**Component data from apps and pages**.
"""

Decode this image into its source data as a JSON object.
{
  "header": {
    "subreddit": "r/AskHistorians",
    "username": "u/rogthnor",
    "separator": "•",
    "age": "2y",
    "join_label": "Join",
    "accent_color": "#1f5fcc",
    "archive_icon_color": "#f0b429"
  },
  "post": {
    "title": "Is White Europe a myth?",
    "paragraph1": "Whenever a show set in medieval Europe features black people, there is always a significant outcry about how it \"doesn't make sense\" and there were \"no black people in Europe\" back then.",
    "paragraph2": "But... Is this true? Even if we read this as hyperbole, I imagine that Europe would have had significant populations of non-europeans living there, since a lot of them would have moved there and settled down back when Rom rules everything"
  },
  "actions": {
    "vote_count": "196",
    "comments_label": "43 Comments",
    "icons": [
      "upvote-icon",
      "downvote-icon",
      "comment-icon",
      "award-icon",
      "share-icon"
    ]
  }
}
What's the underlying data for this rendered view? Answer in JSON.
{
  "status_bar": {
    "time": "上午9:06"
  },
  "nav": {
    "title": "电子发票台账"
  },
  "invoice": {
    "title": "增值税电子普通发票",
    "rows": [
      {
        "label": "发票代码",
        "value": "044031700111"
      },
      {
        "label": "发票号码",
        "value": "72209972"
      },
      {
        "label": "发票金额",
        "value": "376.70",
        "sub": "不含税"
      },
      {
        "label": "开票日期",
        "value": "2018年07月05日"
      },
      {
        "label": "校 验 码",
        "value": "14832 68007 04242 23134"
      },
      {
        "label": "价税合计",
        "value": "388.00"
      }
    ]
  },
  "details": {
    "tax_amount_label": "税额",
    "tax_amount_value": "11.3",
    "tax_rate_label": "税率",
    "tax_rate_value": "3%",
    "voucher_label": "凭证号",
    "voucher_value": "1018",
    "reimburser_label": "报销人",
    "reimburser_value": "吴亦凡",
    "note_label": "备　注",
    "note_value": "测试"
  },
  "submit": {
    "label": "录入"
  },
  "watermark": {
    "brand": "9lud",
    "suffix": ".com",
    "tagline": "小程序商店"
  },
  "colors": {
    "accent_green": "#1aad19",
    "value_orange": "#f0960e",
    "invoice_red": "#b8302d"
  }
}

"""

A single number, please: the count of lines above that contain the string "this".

3